As previously mentioned, this snow blower is a single stage. It is inadequate for handling heavy snowfall or dense snow. Two-stage snow blowers have a wider and longer "mouth" and a second auger that serves to loosen up and slice through the snow, making it easier for the primary auger to remove it. This would be the most expensive revision, likely requiring a 2-cylinder engine rather than a single cylinder, and a much greater usage of steel for the front auger. It would require an additional pulley system and a higher engine output. It would also be heavier and consume more fuel. But ultimately, the revised snow blower would be capable of handling loads it currently cannot, and would be very useful in high snowfall regions such as Minnesota, Michigan, and states to the northeast of New York.
|Name||Number Used||Function||Manufacturing Method||Material||Part Number|
|1||Help the user to handle the product||Extrusion, forming and shaping||Steel||12-4639|
|1||Connects the upper handle with the frame to make stability||Extrusion, forming and shaping||Steel||55-9120|
|1||Use to control the auger rotation||Drawing, welding and forming||Steel||55-9130|
|1|| Protect the interior elements and subsystems.
Example: rust, water
|Injection molding||ABS plastic||12-4649|
|1|| Protect the interior elements and subsystems and to avoid harming user
Example: rust, water
|Injection molding||ABS plastic||55-8790|
|1||Throw the snow in a desired direction||Injection molding||ABS plastic||56-2680|
|1||Transfer snow from rotor to the chute deflector||Injection Molding||ABS plastic||12-2919|
|1||Join the chute base to the chute shaft and assist snow to run through the chute||Injection molding and drilling||ABS plastic||55-8720|
|1||Attach the chute base connector||Forming, shaping and bending||Steel||55-8910|
|1||Fasten the chute and fits the chute to shroud||Die-casting||Steel||55-8920|
|1||Offer Ventilation for the engine to reduce the heat||Forming and milling||Steel||55-9210|
|1||To protect and cover the pulleys and belt system from the external elements||Forming bending, shaping and drilling||Steel||55-8840|
|1||Transmit energy to rotor from engine via belt||Die-casting and Injection molding||ABS plastic||60-9320|
|1||Transmit energy from pulley engine to pulley rotor||Extrusion||Rubber||55-9300|
|1||Connects to the bar and engages the pulley system||Drawing||Steel||55-9320|
|2||Allow the snow blower to move||Injection molding||ABS plastic||23-3250|
|1||Protect the control panel and user interface functions||Injection molding||ABS plastic||23-3250|
|1||Placed over the user interface function||Injection molding||ABS plastic||55-9350|
|1||Enables the snow blower to be powered on or off||Injection molding, milling||Plastic and Brasｓ||12-4659|

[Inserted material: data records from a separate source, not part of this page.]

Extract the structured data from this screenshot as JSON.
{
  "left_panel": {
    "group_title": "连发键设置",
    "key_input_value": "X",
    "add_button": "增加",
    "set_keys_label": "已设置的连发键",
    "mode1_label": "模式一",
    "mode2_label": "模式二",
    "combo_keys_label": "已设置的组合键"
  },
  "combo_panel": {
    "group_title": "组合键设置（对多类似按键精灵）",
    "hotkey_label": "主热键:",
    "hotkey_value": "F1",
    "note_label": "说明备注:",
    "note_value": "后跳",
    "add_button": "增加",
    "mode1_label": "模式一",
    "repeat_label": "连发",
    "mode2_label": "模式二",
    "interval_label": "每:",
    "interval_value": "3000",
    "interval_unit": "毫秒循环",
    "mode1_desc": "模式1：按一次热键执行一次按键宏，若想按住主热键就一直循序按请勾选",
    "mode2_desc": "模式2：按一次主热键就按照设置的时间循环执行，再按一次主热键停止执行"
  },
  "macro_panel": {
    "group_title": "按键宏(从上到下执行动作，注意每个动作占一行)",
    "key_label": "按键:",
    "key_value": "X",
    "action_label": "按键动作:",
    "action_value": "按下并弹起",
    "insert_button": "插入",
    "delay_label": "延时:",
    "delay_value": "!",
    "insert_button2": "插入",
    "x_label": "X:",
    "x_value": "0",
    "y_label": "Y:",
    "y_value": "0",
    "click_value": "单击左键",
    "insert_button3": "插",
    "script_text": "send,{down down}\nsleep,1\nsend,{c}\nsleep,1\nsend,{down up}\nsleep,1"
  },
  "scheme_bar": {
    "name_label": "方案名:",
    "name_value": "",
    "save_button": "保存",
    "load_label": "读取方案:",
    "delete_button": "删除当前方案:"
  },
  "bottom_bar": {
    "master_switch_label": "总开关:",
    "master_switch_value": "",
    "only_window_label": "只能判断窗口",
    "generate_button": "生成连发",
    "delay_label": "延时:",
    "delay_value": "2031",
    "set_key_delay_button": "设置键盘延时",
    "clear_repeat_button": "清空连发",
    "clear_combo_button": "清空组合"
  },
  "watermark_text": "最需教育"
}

|1||During combustion it helps to tune the momentum of the engine and maintains the crankshaft rotation||Die-casting ,drilling||Steel||33-2010|

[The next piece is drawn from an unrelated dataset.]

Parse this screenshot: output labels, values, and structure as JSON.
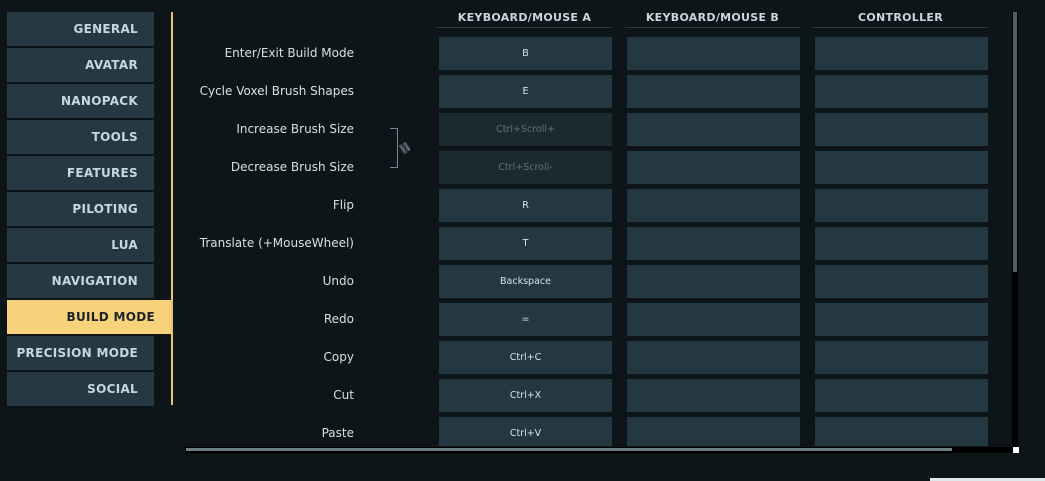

|1||Guards the flywheel and crankshaft||Die-casting ,drilling||Cast Iron||81-0320|
|1||It stores the gasoline which essential for the system||Injection molding||ABS plastic||N/A|
|1||It prevent gasoline from evaporating||Injection molding||ABS plastic||12-4669|
|1||Reduce or alter the sound||Forming, shaping ,welding ,drilling and bending||Steel||55-3573|
|1||Connects the engine and fuel tank||Extrusion||Rubber||81-0490|
|1||It prevent the recoil system and crankshaft from the external impacts||Forming, shaping, welding and drilling||Steel||49-2480|
|1||Drives the entire system||Die casting, drilling, welding and milling||Cast Iron||N/A|
|1||Transfer energy from crankshaft to auger axle||Forming||Steel||55-9620|
|1||Responsible for the rotation between auger pulley to auger blade||Drilling, milling and bending||Steel||55-9280|
|1||Pull the snow into the snow blower||Milling and drilling||Rubber||N/A|
|1||Stable the whole snow blower system and connects with wheels||Shaping ,welding, bending and drilling||Steel||55-9250|
|1||Connected to the Engage Cable, it is pulled to effect a recoil start||Injection molding||ABS plastic||N/A|
|1||Links the crankshaft and engine||Die-casting||Steel||81-1630|
|1||Cover the combustion chamber and compress the gasses||Die-casting||Aluminum||55-9180|
|Many||Hold two or more objects together||Die-casting and Threading||Iron||N/A|